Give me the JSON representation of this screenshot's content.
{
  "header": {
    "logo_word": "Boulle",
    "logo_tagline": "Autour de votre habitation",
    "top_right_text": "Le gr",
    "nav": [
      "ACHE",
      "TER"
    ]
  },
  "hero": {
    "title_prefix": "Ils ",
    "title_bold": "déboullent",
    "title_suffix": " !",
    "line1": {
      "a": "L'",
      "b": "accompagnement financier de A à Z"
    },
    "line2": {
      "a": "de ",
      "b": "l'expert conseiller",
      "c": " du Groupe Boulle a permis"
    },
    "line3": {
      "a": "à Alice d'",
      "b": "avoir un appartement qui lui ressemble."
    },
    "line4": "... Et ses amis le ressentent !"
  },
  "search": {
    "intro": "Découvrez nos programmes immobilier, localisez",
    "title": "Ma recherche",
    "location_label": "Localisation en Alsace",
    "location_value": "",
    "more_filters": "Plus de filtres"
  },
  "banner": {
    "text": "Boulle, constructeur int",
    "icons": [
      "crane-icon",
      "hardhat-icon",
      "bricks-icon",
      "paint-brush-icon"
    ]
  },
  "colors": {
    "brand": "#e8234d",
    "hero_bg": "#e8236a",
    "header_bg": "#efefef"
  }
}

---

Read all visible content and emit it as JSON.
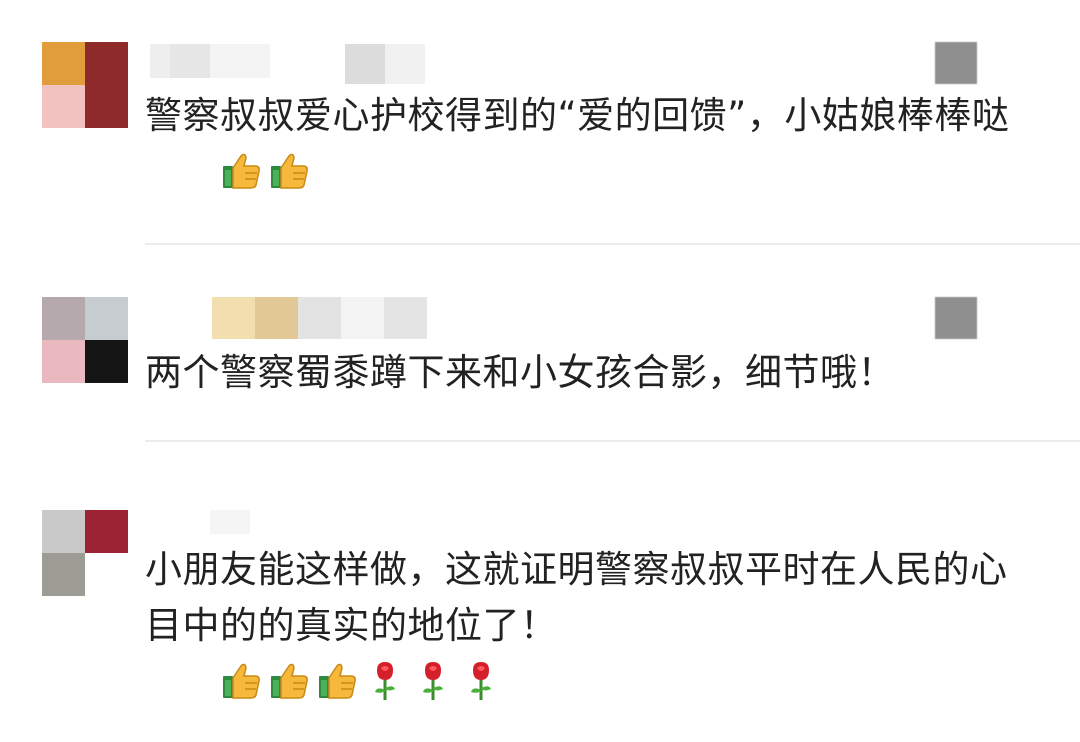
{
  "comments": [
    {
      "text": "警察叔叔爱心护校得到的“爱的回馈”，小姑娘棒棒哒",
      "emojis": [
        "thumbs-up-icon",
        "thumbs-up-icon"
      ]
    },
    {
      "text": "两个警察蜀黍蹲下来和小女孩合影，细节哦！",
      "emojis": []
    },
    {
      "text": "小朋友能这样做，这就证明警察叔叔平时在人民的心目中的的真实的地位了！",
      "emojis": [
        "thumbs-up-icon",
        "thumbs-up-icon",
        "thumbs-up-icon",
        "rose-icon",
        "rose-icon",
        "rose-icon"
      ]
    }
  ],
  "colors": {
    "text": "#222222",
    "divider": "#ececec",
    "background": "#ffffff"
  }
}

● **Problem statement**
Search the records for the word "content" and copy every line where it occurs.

● **Task response**
Give me the JSON representation of this screenshot's content.
Read all visible content and emit it as JSON.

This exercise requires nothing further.